Last week, the White House made their initial offer on the so-called “fiscal cliff,” asking congressional Republicans for $1.6 trillion in tax hikes coupled with a $400 billion in spending cuts over 10 years.

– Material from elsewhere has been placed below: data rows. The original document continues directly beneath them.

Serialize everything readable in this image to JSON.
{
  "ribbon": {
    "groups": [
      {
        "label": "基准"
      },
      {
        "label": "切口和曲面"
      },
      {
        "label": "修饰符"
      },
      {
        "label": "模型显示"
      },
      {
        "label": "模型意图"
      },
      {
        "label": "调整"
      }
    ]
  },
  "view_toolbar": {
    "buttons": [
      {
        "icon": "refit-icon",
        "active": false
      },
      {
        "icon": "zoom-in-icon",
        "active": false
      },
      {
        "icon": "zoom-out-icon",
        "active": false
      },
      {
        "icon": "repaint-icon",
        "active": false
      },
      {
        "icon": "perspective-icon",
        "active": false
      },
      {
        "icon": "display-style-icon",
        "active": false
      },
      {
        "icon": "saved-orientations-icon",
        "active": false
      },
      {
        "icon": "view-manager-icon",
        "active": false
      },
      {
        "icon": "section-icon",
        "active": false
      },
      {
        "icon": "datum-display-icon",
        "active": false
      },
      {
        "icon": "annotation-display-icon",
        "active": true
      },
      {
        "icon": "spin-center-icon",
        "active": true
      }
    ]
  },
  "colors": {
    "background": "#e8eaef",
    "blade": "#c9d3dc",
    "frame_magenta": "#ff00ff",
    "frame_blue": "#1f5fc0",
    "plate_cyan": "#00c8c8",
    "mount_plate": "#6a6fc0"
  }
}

Republicans leaders, who have been open to the idea of raising tax revenue, dismissed the unrealistic proposal out-of-hand, rightly explaining that the White House gave them something that would never pass Congress.
Yesterday, Republicans made their pitch to resolve the “fiscal cliff,” making a counter-offer that that cuts spending, reforms entitlements, and raises $800 billion in new tax revenue:

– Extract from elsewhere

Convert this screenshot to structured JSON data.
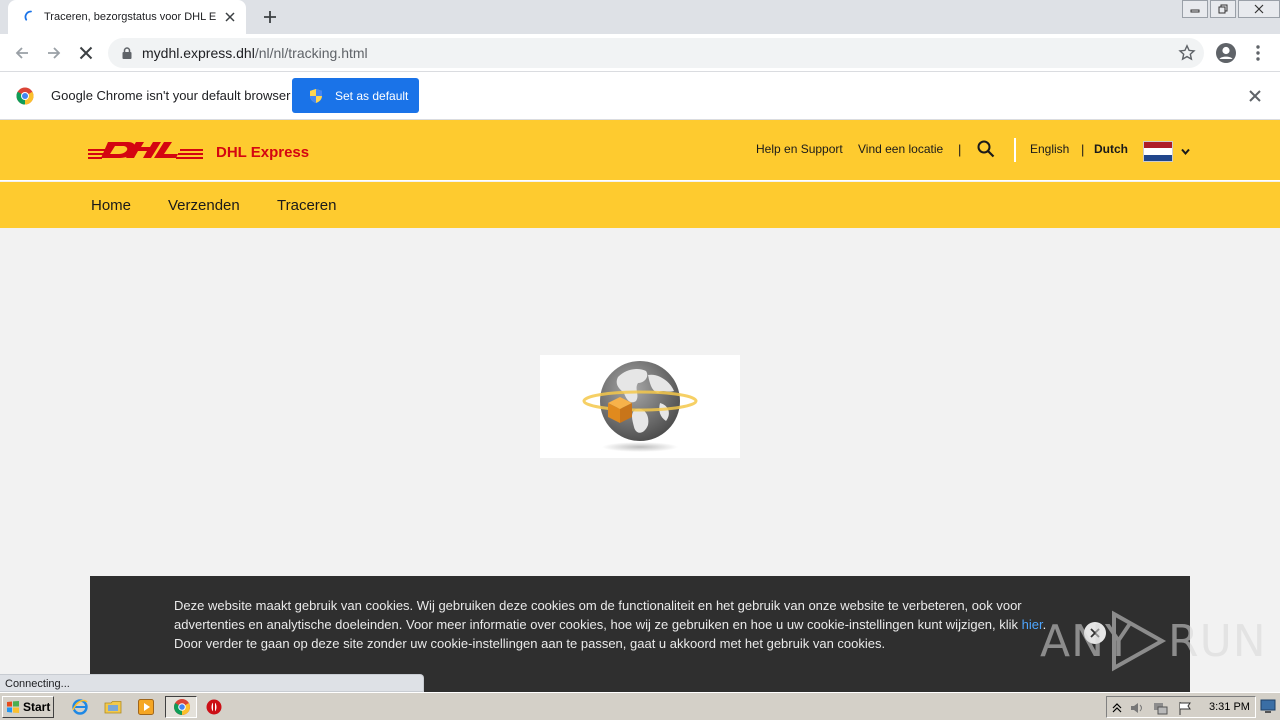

House Republican leaders on Monday made a counteroffer to President Obama in the “fiscal cliff” negotiations that would cut $2.2 trillion from the deficit with a combination of spending cuts, entitlement reforms and $800 billion in new tax revenue.
Republican officials said their 10-year plan contained more deficit reduction than the offer the White House presented last week while standing firm against Obama’s demand to increase tax rates on the wealthy.
The White House quickly panned the offer, saying it contained “nothing new” and did not “meet the test of balance.”
The Republican offer came in the form of a three-page letter to the White House signed by House Speaker John Boehner (R-Ohio), Majority Leader Eric Cantor (R-Va.) and four other senior Republicans, including Rep. Paul Ryan (Wis.), the party’s just-defeated vice presidential nominee.
The White House doesn’t like the proposal because it doesn’t raise tax rates on higher-income earners, which is a requirement for Obama of any “fiscal cliff” proposal, despite the fact that those income earners already shoulder a hefty load of he overall tax burden already. According to the Tax Foundation, those being targeted by the White House and Senate Democrats already pay 45% of the total tax burden after credits and deductions.
And while Obama has talked about “balance” in this debate, meaning that whatever deal is reached should be evenly divided between spending cuts and tax hikes, his proposal was incredibly, though unsurprisingly, unbalanced.
Republicans still aren’t offering a lot in detail in their proposal, especially on the $800 billion in new revenue. As has been noted before, Speaker John Boehner offered the same amount of tax revenue during last year’s debt ceiling debate by closing tax loopholes. However, Republicans, who still haven’t made an effective case on why lower taxes are good for the economy, have recently been talking about raising revenue through tax reform; though they’ll be hard-pressed to get such a comprehensive deal through Congress before the end of the year.